Democrats on the Senate Judiciary Committee forced the delay of a vote on Supreme Court nominee Neil Gorsuch on Monday. The one-week delay in sending the nomination to the full Senate comes as the partisan battle lines over his final confirmation votes begin to harden.
At least 19 Democrats have come out in opposition to Gorsuch and Senate Minority Leader Chuck Schumer has said that he will filibuster the nominee, which means he’ll force a 60-vote threshold once it clears the committee.
With Republicans holding 52 seats, they will need at least eight Democrats to vote with them under the current rules to send the nominee forward for a final confirmation vote that would then require a simple majority.
But Republicans do have the extreme option of employing the “nuclear” option — a change of Senate rules to eliminate the filibuster for Supreme Court nominees.
Sen. Mazie Hirono, D-Hawaii, was the latest Monday afternoon that she will oppose Gorsuch and supports a filibuster.
“It matters that this person get more than a bare minimum of votes in the U.S. Senate,” Hirono said. “It just shows how shortsighted and political they want to make this process.”
Senate Majority Leader Mitch McConnell has not yet tipped his hand on whether he is willing to do that, and it’s not clear that he will have to make that decision as there are still 30 Democrats who haven’t said how they will vote. A change in the rules would become the norm for future Supreme Court nominations, taking away the minority party’s ability to mount a challenge to the lifetime appointments.
Sen. Chris Coons, D-Del., predicts it is “almost certain” that Republicans will go “nuclear.”

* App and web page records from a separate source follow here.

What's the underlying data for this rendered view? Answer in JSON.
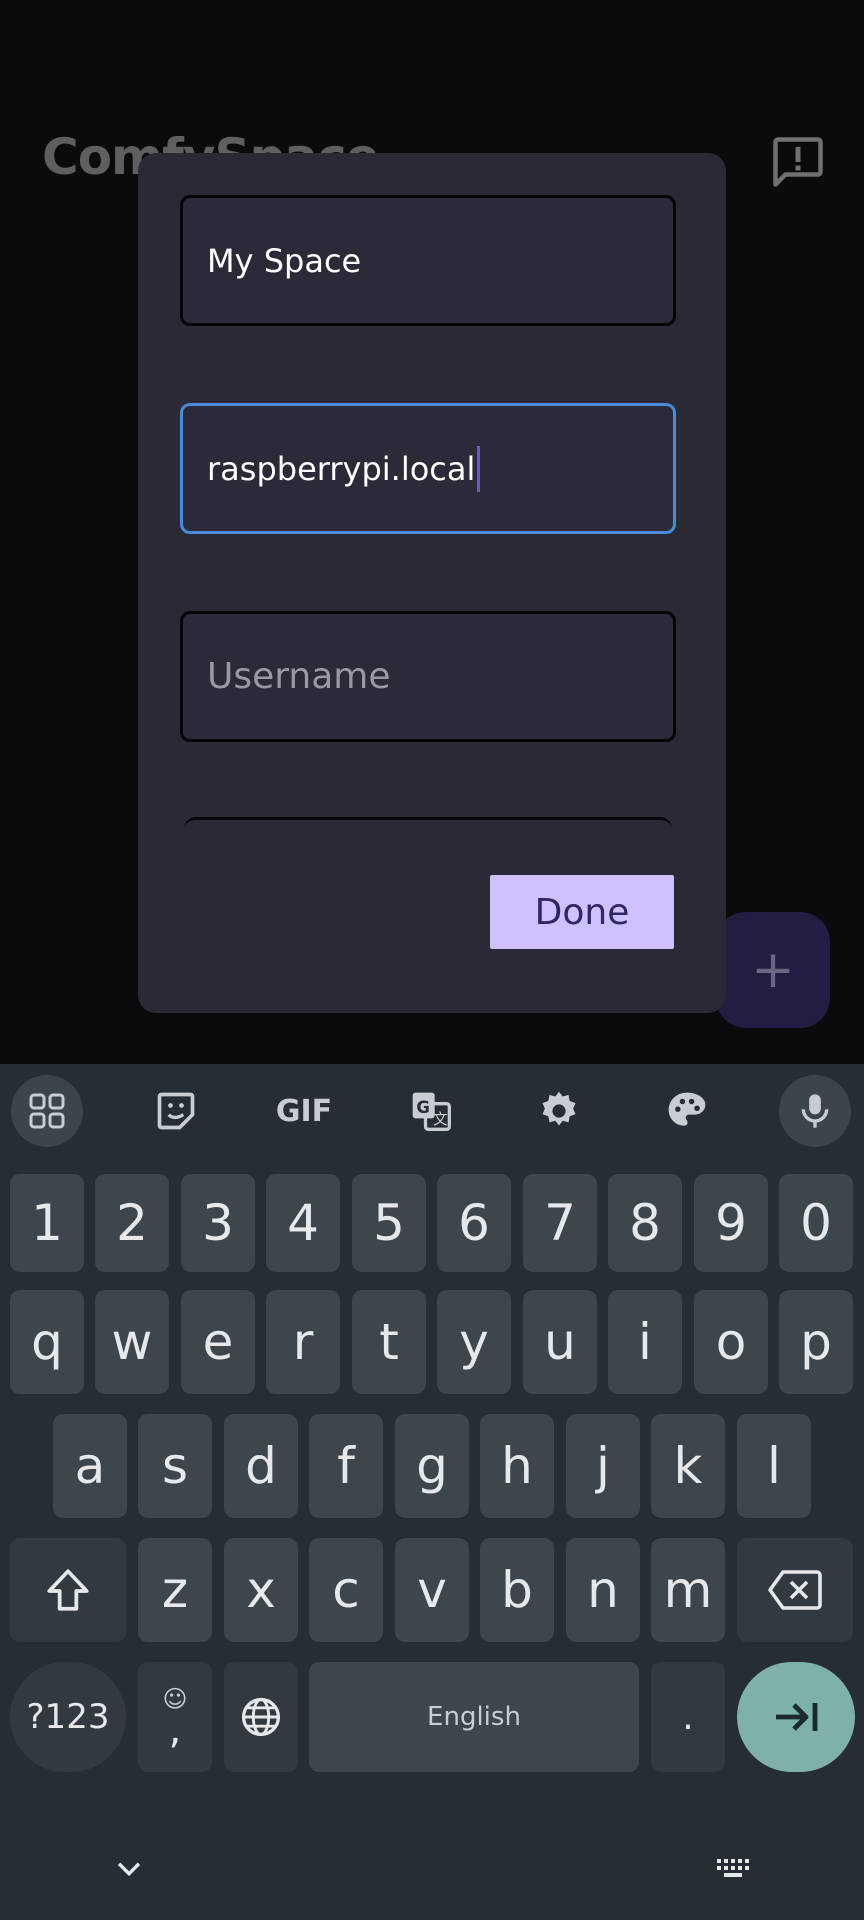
{
  "app": {
    "title": "ComfySpace",
    "accent": "#cfc1fc"
  },
  "dialog": {
    "name_value": "My Space",
    "host_value": "raspberrypi.local",
    "username_placeholder": "Username",
    "done_label": "Done"
  },
  "keyboard": {
    "toolbar": [
      "apps-grid-icon",
      "sticker-icon",
      "gif-icon",
      "translate-icon",
      "settings-gear-icon",
      "palette-icon",
      "microphone-icon"
    ],
    "gif_label": "GIF",
    "numbers": [
      "1",
      "2",
      "3",
      "4",
      "5",
      "6",
      "7",
      "8",
      "9",
      "0"
    ],
    "row1": [
      "q",
      "w",
      "e",
      "r",
      "t",
      "y",
      "u",
      "i",
      "o",
      "p"
    ],
    "row2": [
      "a",
      "s",
      "d",
      "f",
      "g",
      "h",
      "j",
      "k",
      "l"
    ],
    "row3": [
      "z",
      "x",
      "c",
      "v",
      "b",
      "n",
      "m"
    ],
    "symbols_label": "?123",
    "comma_label": ",",
    "emoji_label": "☺",
    "space_label": "English",
    "period_label": "."
  }
}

“In talking to friends on both sides of the aisle we’ve got a lot of senators concerned about where we’re headed. There’s Republicans still very mad at us over the 2013 change to the filibuster rule, we’re mad at them about shutting down the government, they’re mad at us about Gorsuch, and we are not headed in a good direction,” Coons, a member of the Judiciary committee, said on MSNBC’s “Morning Joe.”
But Sen. Patrick Leahy, D-Vermont, said he’s “not inclined” to support a filibuster. His spokesperson told NBC News that Leahy hasn’t yet made up his mind.
President Donald Trump has encouraged Republicans to change the Senate rules. Sen. Schumer says that President Donald Trump should pick a new nominee that can obtain enough support.
“To my Republican friends who think that if Judge Gorsuch fails to reach 60 votes we ought to change the rules I say: if this nominee cannot earn 60 votes, a bar met by each of President Obama’s nominees, and President Bush’s last two nominees, the answer isn’t to change the rules – it’s to change the nominee,” Schumer said.